The Burmese military, which has effectively controlled Myanmar since 1962, has long persecuted ethnic and religious minorities, including the Chin, Shan, Karen, Kachin, and Rohingya groups.
Peter Cunghup, 38, of the Far West Side, said Burmese soldiers forced him to be their porter, without pay, when he was in his late teens, before he fled Myanmar in 2006.
“They made us take their bags and go all over the jungle,” said Cunghup, who now works as a real estate agent in Columbus.
Myanmar began a gradual liberalization process in the early 2010s, and elections were held in 2015 and 2020. However, steps toward democracy were marred by the military’s and Buddhist nationalists’ violent campaign against Rohingya Muslims in 2017, which drove 750,000 refugees into Bangladesh and drew accusations of genocidal intent by the United Nations and U.S. State Department.
Myanmar: The 2021 military coup and its aftermath
In February 2021, the military overthrew the civilian government led by the National League for Democracy and detained its leader, Aung San Suu Kyi. In response, the Biden Administration authorized new sanctions against the Burmese military and its economic interests.

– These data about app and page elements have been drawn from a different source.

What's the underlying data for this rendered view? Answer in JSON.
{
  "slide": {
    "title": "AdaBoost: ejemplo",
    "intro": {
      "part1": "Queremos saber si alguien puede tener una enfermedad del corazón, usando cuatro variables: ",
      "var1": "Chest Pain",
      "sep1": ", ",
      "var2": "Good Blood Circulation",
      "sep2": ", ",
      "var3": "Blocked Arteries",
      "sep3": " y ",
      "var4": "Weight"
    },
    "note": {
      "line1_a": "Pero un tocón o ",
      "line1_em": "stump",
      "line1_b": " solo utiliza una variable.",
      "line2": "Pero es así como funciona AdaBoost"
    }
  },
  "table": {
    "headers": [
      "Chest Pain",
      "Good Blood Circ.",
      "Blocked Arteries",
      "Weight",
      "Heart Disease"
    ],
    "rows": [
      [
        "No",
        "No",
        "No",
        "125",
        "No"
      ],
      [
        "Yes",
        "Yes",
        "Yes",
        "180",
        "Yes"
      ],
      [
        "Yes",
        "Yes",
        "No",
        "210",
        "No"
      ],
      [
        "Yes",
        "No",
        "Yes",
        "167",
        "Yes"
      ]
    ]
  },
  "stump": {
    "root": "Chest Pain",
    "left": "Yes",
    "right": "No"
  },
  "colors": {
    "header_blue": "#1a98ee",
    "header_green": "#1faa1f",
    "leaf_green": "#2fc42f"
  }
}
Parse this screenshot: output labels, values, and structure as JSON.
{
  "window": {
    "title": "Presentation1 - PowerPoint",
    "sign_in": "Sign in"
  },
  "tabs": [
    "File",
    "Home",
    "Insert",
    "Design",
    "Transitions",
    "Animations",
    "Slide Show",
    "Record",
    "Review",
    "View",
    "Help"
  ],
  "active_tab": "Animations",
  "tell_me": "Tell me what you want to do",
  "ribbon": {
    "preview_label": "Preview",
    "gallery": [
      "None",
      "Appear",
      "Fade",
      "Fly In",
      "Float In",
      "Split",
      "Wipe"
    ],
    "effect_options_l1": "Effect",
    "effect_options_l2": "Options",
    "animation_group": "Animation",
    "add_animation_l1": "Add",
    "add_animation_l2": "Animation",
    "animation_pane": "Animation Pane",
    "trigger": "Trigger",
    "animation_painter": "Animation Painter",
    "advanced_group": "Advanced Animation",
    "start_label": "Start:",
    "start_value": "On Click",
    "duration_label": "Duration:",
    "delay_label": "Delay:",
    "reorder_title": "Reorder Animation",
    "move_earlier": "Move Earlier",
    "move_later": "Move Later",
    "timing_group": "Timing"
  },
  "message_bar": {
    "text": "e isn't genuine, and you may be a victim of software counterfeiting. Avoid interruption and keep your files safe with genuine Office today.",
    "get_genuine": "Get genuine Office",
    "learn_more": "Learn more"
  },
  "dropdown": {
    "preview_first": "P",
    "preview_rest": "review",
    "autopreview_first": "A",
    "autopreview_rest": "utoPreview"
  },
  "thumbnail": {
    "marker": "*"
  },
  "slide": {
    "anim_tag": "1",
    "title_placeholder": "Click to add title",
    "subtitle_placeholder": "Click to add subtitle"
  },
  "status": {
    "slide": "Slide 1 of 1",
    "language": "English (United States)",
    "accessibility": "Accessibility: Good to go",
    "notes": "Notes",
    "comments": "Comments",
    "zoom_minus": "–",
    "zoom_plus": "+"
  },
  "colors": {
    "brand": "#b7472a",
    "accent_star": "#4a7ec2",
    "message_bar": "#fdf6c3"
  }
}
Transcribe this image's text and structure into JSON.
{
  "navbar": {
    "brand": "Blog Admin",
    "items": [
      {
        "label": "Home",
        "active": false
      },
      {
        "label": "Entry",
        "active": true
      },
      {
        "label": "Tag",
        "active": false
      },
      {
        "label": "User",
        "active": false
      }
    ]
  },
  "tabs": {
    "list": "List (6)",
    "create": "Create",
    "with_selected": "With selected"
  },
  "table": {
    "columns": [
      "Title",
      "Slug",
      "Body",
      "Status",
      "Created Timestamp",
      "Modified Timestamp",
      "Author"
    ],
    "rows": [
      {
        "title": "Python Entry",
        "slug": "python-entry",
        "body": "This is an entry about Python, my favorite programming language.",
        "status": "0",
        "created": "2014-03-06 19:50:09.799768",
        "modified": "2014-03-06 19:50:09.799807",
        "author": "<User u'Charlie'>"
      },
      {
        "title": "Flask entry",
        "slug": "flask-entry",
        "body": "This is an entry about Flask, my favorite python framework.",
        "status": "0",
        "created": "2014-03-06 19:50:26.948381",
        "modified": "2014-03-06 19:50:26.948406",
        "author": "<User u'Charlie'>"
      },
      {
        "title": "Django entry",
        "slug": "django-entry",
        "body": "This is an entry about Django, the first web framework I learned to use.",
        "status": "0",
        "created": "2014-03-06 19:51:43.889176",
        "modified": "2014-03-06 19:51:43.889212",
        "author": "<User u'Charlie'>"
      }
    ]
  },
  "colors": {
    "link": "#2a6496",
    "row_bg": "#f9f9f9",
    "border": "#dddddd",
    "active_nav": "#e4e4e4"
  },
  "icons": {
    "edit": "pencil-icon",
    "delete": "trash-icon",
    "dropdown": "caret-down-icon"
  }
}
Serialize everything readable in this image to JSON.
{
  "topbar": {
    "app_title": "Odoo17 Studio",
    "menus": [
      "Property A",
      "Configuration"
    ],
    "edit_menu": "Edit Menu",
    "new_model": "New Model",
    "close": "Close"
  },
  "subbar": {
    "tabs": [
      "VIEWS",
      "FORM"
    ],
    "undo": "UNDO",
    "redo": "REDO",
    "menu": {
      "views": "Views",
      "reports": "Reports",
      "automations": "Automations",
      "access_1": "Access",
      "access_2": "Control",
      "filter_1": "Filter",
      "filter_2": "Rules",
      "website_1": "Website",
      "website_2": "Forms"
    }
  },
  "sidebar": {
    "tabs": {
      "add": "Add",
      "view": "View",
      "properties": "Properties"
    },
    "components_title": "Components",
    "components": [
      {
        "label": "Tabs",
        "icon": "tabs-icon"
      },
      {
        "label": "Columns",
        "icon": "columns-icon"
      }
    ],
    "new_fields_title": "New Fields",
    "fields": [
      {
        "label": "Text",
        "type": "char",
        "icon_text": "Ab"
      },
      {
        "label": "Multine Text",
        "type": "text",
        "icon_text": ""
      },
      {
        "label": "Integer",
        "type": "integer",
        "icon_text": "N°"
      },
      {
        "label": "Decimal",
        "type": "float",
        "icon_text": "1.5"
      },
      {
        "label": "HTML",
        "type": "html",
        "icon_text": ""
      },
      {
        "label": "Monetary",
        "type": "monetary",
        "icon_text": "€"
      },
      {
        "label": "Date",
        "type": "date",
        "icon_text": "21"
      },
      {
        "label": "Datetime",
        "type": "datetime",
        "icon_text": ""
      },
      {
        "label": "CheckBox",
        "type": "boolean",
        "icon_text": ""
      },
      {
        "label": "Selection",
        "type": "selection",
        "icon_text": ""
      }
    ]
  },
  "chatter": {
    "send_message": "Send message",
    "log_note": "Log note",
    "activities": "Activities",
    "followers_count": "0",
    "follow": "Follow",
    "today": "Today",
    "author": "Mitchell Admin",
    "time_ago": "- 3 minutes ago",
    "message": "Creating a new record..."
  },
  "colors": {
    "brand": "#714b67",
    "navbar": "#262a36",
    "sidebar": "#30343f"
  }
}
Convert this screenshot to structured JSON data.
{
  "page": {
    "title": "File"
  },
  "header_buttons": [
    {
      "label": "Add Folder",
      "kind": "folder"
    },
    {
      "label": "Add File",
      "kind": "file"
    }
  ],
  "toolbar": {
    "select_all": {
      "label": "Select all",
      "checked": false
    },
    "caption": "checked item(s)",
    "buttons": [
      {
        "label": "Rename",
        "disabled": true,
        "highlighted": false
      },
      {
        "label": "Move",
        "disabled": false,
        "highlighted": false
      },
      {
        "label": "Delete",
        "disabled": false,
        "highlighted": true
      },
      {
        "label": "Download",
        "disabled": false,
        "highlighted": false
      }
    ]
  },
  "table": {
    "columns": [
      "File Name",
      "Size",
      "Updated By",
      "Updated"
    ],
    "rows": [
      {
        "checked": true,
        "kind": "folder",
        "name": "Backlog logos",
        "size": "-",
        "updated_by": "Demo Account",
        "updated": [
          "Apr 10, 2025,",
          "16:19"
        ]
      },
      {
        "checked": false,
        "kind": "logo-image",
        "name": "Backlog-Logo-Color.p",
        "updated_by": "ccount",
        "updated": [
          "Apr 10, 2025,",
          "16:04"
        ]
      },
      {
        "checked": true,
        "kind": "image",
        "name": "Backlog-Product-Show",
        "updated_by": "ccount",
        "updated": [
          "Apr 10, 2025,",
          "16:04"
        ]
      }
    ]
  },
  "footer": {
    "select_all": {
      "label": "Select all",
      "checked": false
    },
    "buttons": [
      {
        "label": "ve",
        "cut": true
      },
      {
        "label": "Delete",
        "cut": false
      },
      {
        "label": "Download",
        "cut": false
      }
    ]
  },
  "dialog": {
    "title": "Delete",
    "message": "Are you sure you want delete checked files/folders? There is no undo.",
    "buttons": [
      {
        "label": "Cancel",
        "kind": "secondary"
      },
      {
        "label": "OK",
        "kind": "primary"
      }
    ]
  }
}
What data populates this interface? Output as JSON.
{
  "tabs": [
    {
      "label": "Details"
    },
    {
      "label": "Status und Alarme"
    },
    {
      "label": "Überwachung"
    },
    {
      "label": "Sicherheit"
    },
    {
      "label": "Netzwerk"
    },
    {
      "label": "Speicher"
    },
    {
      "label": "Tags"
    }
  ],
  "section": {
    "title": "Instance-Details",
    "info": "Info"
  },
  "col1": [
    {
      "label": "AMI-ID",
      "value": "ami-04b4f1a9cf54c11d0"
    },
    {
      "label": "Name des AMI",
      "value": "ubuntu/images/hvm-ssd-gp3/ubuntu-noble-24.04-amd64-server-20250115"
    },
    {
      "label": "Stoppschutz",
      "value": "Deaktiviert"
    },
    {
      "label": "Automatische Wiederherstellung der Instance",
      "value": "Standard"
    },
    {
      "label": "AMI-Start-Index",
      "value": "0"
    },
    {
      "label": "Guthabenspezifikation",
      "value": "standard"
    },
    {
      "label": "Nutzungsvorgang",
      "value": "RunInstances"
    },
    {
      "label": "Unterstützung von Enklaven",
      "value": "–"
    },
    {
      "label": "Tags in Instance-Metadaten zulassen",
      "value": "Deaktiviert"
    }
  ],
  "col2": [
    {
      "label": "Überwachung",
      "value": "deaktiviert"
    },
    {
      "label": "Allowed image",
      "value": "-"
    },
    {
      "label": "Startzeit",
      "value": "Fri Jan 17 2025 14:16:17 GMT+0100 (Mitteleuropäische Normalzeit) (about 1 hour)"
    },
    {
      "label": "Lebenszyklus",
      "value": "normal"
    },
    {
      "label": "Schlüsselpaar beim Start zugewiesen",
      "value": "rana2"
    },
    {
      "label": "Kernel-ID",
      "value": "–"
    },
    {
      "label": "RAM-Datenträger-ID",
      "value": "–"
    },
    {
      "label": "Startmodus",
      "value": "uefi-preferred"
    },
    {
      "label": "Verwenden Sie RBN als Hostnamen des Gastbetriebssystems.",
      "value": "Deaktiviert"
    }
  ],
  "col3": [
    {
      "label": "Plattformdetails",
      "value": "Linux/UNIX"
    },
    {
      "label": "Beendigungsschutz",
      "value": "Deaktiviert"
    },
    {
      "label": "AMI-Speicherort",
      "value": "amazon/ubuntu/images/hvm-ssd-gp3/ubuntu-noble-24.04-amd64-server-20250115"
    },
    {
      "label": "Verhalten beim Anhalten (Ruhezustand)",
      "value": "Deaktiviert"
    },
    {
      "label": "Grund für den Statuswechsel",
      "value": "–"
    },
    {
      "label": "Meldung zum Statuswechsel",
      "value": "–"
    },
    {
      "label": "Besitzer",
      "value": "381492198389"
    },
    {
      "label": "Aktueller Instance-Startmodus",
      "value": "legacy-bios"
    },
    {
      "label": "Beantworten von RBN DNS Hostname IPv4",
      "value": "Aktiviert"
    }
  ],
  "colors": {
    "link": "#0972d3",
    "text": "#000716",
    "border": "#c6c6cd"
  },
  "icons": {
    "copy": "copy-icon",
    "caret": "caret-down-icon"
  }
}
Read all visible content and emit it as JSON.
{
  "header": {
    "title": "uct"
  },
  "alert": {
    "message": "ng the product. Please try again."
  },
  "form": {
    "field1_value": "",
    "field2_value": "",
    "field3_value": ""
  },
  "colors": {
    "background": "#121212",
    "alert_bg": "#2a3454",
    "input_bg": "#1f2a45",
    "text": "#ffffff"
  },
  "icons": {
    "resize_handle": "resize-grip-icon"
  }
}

It is unclear if they have had the desired effect, as human rights violations have continued. There are reports of at least 1,900 killings by the military since the coup, more than 1 million people internally displaced, and the executions of jailed democracy activists.
Members of Tluang’s congregation said they hear about ongoing atrocities from relatives back home.
Lian said that the military has burned more than 1,000 homes in Thantlang, where his sister lived until the recent incident. "It's like a ghost town now," he said.
Representatives from the Embassy of Myanmar in Washington could not be reached for comment.
Myanmar’s international supporters include Russia and China, who sell arms to the junta and lend it support on the U.N. Security Council. Israel, a longtime supplier of the Burmese military, halted its exports in 2018.
The Burma Act
The proposed Burma Act, for which Tluang and his congregants are advocating, would provide $220.5 million for humanitarian assistance in Burma and neighboring countries where refugees have fled, along with $50 million for civil society and independent media.
The act also would expand targeted sanctions to more junta leaders and foreigners who do business with the military. The Biden administration would have discretionary power to impose sanctions on Myanmar’s state-owned oil company, a major source of foreign currency that already faces European Union sanctions.
Some experts contend that sanctioning the oil company could worsen power shortages in Myanmar, but Lian said the benefits outweigh the risks.
“I know that when they do economic sanction, people suffer, but at the same time, it’s effective to cut off the military support,” he said.
Sherrod Brown, Ohio's Democrat U.S. senator, supports moving forward with the Burma Act and has previously supported a whole-of-government approach to restoring Burma’s democratic path, according to a spokesperson.
A spokesperson for outgoing Ohio Republican Sen. Rob Portman, who sits on the Senate Foreign Relations Committee, said, "Senator Portman shares the concerns of many of his colleagues about the state of democracy in Burma and will certainly review the bill before any committee action.”
The Burma Act would need to pass out of committee and get a Senate floor vote before the end of the lame-duck session at the end of the year in order to become law. Meanwhile, the Senate is already busy with other debates around government funding, immigration and other topics.
Tluang remains optimistic, though, and said he will continue to write his letters.
"We need to write, we need to fight, and we need the help of the U.S. government for Burma," he said.
Peter Gill covers immigration and new American communities for The Dispatch in partnership with Report for America. You can support work like his with a tax-deductible donation to Report for America here: bit.ly/3fNsGaZ.
This article originally appeared on The Columbus Dispatch: Columbus’ Burmese Chin community wants consequences for Myanmar junta